Review – Star Wars: Women of the Galaxy is a Gorgeous Tribute to the Women of Star Wars
They are heroes and villains, Sith and Jedi, senators and scoundrels, mothers, mercenaries, artists, pilots….
This is the opening line of the brand new book from Chronicle Books titled Star Wars: Women of the Galaxy by author and StarWars.com contributor Amy Ratcliffe. From the films, novels, comics, animation, and games – the beautifully-illustrated book profiles seventy-five fascinating female characters from across the entirety of the Star Wars canon. Each character is explored through key story moments and behind-the-scenes details about the characters’ backgrounds and creation.
Ratcliffe’s insightful commentary is brought to life through over a hundred all-new illustrations from some very talented artists, with some characters getting illustrated for the first time. The book, in its essence, is a celebration of the female characters in Star Wars, a legacy that began four decades ago with the courageous and quick-witted Princess Leia Organa portrayed by the late Carrie Fisher.
In her foreward at the beginning of the book, Lucasfilm President Kathleen Kennedy discusses the historical importance of George Lucas’ contribution to women in cinema through the creation of Leia and how the character laid the groundwork for decades of amazing female heroes and villains for years to come. The book is also dedicated to Carrie Fisher, which I thought was both touching and highly appropriate for a book of this nature.
The artwork is indeed gorgeous, and the hardcover book was designed to look fantastic on bookshelves. From the image of Rey at the ready on the front cover to Princess Leia (as we first saw her) on the back, this book is a feast for the eyes. I also really enjoyed Ratcliffe’s efforts to streamline the important things about each character, as well as the time she put in digging up little nuggets about how each character came to be.

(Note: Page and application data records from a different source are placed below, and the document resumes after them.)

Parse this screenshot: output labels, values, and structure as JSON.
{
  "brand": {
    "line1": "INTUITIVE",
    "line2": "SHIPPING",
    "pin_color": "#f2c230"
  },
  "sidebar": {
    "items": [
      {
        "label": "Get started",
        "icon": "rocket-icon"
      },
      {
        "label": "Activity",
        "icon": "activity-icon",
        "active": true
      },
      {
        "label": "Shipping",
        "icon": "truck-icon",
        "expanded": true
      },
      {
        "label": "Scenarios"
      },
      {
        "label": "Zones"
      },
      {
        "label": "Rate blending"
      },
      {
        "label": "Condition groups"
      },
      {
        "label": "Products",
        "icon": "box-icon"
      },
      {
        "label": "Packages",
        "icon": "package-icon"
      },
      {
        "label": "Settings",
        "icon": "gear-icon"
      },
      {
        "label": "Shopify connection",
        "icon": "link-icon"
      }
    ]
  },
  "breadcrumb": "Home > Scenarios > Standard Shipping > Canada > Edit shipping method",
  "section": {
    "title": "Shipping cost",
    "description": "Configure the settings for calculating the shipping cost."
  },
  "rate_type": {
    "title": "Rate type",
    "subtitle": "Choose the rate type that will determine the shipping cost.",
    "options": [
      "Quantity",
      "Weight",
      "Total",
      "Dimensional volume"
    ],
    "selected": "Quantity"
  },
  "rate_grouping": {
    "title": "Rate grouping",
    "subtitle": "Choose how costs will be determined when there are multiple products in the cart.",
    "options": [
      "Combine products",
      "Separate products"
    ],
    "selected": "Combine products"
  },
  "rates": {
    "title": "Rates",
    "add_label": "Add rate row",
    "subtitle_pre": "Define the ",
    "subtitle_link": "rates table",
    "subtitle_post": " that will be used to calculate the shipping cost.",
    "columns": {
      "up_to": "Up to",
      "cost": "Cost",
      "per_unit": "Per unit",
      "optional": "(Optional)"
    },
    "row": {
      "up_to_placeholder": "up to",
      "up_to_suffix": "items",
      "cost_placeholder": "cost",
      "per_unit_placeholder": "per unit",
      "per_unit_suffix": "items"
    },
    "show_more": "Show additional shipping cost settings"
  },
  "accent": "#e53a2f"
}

Some characters only have a page or two about them, but others have quite a bit of real estate dedicated to them, all of which varies depending on the importance of the character to the overall story. Ratcliffe is a self-admitted superfan of Ahsoka Tano, so rest assured Ahsoka fans, there’s a good portion dedicated to Anakin’s former padawan. Ratcliffe discusses in her intro to the book how Ahsoka made such an impact on her as a fan, with Clone Wars being the initial vessel that brought her into the Star Wars fandom. Ahsoka practically made her a Star Wars fan, and she’s never looked back.
My favorite parts of the book involve getting to dig in to some of the more obscure characters that the casual fan may not be aware of, characters like Rae Sloane, Kyrsta Agate, or Ciena Ree from the novels and Doctor Aphra, Sana Starros, or Queen Trios from the comics. There’s even a whole page dedicated to Mama the Hutt (Jabba’s grandmother) from the Clone Wars series which I found to be both refreshing and hilarious at the same time.
One of the more touching aspects of the book is its inclusion of the astromech droid R2-KT, a droid whose creation highlights the beauty of what a unified fandom can achieve and one that restores one’s faith in humanity. Back in 2004, there was a girl named Katie, the daughter of 501st Legion founder Albin Johnson, who was diagnosed with terminal brain cancer.
Like her dad, Katie loved Star Wars and her dying wish was that she had a droid to watch over her like R2-D2 watched over a sleeping Padmé in Attack of the Clones. The pink-plated astromech was created by the R2-D2 Builders Club in 2005 and presented to the seven-year-old girl to watch over her in her final moments. Later on, the droid was included in an episode of Clone Wars, solidifying her place in the Star Wars canon in a lasting memorial for Katie. The droid’s entry in this book is a reminder of how powerfully moving it can be when people come together to care for one another, and despite all our differences, no fandom does it quite like Star Wars.
This book can be appreciated by any Star Wars fan regardless of gender, and like I mentioned before, would be a great addition to any bookshelf. If you want to brush up on your knowledge of the female characters in Star Wars, or if you’re one of those people that like to look at the pictures (raises hand), this book has it all, and I strongly recommend it.
If you’re curious about whether or not some of your favorite characters are featured in the book, here is a complete list of the characters profiled within:
Doctor Chelli Aphra
Kaydel Ko Connix
Mama the Hutt
Seventh Sister Inquisitor
Shmi Skywalker Lars
As I mentioned above, the artwork in this book is truly beautiful. Here is a list of the contributing illustrators:
Alice X. Zhang
Amy Beth Christenson
Jennifer Aberin Johnson
Star Wars: Women of the Galaxy is available now in book stores everywhere and would make a great holiday gift. Until next time, happy reading Star Wars fans!
Jordan Pate is Co-Lead Editor and Senior Writer for Star Wars News Net, of which he is also a member of the book and comic review team. He loves all things Star Wars, but when he’s not spending time in the galaxy far far away, he might be found in our own galaxy hanging out in Gotham City or at 1407 Graymalkin Lane, Salem Center, NY.